Capt. Kristen Griest, then assigned to military police, and Capt. Shaye Haver, an Apache helicopter pilot, became the first women to earn the Ranger tab in August 2015. Maj. Lisa Jaster completed the training two months later. 
A year ago, the first women to attended the basic officer leadership courses reported to Fort Benning to begin the integration of the officer ranks in Armor and Infantry. In October 2016, 10 women graduated the Infantry Basic Officer Leadership Course, the in December 2016, another 10 women graduated the Armor Basic Officer Leadership Course, becoming first lieutenants. 
"We started with leaders first," Kendrick said. "We have female company commanders out in the formation now. We have graduated lieutenants, I saw some of them out there this morning. We have produced four NCOs who have changed their MOS that have proceeded the privates. So, what you have here is the last step in producing soldiers that will be part of those formations ... for integration here." . . .
Maj. Gen. Jeffrey Snow, commander of Army Recruiting Command at Fort Knox, who is not surprised that the number of women completing these initial integrated courses is small. 
"We never anticipated to see a significant influx into the combat arms," Snow said. "The research indicated that the majority of the women will still go into non-combat positions. But what it did do for us -- and believe this in my heart of hearts -- it caused women to look at the Army in a different light and say, 'Hmm, it's now a level playing field.' So even though they didn't go into combat arms, we had a good year in 2016. We had 14,000 women make the decision to join the regular Army and Army Reserves. That was the best year in 10 years from a percentage perspective, and I think we are on track to do the same thing this year." 
Women failing to meet the standard than men by percentage is not surprising, said Kendrick, who offered an explanation. 
"Most of female trainees are on the lower scale of height and weight -- 5-foot-3, 5-foot-4, 5-foot-2, 5-foot, 120 pounds, 100 pounds -- our physical requirements are not altered for any percentage of body weight," Kendrick said. "They carry the same load as everybody else. What we find is when you have a smaller, skinnier person -- frail, I guess would be a word -- those physical requirements are very difficult." 
Currently, there are about 100 women either training or in the pipeline to do infantry basic training at Fort Benning, Snow said. The publicity generated from the first class to graduate should help increase that number, Snow said.
From Military.com.

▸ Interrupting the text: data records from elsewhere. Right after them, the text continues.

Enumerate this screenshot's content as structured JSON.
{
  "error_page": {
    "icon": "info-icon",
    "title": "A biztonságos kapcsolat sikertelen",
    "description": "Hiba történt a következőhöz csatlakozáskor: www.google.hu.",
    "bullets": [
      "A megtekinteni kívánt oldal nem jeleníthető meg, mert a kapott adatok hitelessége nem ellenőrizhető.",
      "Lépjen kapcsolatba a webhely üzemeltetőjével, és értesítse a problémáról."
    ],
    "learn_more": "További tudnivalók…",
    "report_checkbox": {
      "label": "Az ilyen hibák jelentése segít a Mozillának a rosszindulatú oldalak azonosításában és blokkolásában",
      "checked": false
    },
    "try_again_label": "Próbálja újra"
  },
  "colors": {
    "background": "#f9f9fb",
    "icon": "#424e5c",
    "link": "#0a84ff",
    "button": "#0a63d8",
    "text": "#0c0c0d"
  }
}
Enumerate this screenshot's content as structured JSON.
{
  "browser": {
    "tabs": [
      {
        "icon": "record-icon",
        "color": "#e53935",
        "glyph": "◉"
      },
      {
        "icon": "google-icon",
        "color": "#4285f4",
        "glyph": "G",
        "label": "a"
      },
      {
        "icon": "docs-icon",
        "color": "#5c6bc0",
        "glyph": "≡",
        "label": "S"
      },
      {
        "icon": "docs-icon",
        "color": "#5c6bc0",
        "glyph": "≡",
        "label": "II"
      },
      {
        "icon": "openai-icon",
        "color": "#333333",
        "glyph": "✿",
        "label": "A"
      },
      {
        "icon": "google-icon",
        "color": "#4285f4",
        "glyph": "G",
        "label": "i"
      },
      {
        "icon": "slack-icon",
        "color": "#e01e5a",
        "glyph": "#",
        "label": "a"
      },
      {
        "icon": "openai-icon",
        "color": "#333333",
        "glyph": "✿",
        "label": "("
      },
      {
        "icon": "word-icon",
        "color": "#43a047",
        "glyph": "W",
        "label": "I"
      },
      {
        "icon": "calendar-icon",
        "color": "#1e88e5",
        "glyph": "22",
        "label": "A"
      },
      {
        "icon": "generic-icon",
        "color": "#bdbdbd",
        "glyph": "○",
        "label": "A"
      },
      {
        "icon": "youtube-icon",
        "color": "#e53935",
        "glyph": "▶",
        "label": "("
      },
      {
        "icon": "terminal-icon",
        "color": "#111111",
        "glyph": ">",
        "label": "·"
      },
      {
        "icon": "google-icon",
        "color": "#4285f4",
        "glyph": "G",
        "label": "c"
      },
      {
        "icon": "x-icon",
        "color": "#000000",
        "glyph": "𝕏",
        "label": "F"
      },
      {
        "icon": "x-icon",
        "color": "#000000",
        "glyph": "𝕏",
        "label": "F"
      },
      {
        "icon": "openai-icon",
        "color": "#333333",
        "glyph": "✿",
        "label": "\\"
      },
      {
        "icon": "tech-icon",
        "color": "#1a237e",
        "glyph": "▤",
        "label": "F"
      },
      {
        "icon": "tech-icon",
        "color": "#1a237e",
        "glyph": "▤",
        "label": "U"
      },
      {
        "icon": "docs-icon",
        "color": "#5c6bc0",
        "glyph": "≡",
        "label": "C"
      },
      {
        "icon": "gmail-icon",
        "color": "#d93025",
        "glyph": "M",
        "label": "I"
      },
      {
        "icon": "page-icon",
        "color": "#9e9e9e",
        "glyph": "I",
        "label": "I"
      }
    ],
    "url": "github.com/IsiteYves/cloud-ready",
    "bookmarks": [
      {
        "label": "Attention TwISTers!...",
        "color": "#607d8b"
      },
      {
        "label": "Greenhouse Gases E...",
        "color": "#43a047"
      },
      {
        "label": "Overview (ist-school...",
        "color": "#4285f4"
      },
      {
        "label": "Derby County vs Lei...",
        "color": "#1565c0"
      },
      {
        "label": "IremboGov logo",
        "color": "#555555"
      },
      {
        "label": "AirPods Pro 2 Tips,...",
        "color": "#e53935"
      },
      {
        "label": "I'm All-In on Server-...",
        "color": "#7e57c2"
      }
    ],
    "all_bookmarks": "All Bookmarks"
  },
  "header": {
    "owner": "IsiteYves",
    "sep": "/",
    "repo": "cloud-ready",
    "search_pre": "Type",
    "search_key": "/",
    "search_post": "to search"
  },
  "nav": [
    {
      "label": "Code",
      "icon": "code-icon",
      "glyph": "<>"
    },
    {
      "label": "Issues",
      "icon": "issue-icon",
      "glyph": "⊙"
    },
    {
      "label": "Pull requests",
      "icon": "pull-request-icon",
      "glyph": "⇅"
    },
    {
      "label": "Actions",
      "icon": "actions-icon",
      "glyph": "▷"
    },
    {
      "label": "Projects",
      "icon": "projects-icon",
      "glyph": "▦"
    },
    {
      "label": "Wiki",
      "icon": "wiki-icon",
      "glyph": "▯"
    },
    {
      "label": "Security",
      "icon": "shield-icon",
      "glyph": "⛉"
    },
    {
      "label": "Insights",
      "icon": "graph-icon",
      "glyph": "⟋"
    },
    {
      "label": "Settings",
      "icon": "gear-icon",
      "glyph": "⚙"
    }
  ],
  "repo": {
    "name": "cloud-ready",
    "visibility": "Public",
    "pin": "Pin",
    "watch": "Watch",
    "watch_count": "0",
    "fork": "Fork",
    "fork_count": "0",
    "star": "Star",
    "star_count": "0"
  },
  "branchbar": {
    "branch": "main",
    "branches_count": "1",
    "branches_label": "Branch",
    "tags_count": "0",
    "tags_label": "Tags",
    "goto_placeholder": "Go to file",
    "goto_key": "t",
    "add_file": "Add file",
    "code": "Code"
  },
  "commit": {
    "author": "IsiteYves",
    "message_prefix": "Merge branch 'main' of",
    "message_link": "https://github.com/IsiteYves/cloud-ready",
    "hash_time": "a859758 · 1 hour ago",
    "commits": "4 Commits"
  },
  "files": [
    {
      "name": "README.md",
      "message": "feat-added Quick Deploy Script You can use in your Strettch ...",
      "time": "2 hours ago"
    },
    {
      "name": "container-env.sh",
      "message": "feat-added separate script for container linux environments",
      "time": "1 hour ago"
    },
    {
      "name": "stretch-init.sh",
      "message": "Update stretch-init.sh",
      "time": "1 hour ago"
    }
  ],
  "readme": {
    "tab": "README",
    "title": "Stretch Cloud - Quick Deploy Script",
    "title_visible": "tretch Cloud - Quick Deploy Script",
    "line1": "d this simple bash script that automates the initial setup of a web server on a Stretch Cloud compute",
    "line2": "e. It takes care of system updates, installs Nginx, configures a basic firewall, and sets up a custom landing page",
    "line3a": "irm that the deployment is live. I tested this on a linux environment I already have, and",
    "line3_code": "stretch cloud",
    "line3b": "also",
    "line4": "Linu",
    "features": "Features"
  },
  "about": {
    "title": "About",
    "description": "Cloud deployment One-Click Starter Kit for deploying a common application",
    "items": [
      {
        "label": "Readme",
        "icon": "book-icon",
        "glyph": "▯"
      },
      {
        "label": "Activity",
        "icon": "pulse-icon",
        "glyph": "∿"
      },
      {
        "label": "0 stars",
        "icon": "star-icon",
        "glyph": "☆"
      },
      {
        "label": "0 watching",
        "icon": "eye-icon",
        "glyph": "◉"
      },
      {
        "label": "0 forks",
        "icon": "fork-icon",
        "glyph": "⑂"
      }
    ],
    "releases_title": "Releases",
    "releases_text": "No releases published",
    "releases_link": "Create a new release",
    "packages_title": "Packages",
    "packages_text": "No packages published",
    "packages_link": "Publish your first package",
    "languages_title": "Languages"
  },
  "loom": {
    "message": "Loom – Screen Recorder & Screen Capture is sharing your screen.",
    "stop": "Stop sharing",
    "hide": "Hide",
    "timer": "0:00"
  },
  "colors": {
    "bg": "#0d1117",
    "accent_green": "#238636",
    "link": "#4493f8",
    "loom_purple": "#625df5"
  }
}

A typical enlisted soldier, of either gender, is an eighteen or nineteen year old, who recently graduated from high school, who wasn't an obvious candidate to be college bound, but was in the middle 50% of their high school class, and a high school athlete. A decision to not just enlist, but to pursue a speciality in a combat arm like the infantry, is an incredibly bold move for a young woman.

According to Pew, within the military there are three categories of specialties that are more common for women than men (in parenthesis): 30% (12%) of women have administrative specialties, 15% (6%) are in medical specialties, 14% (12%) are in supply specialties. In addition 18% (31%) are in electrical or electronic specialties, 10% (10%) have communications specialties, 5% (7%) are craftsmen or in other technical specialties, 3% (19%) are in infantry, gun crews or seamen specialties, and 5% (5%) are in non-occupational roles.

This isn't necessary a bad thing for women in the military. Almost all of their jobs have relatively close civilian analogs. A much larger share of men are being trained in specialties with no civilian equivalent.

Like men, about half of women in military service are married. But, unlike men, about half of women in the military who are married, are married to someone else in the military.

No comments: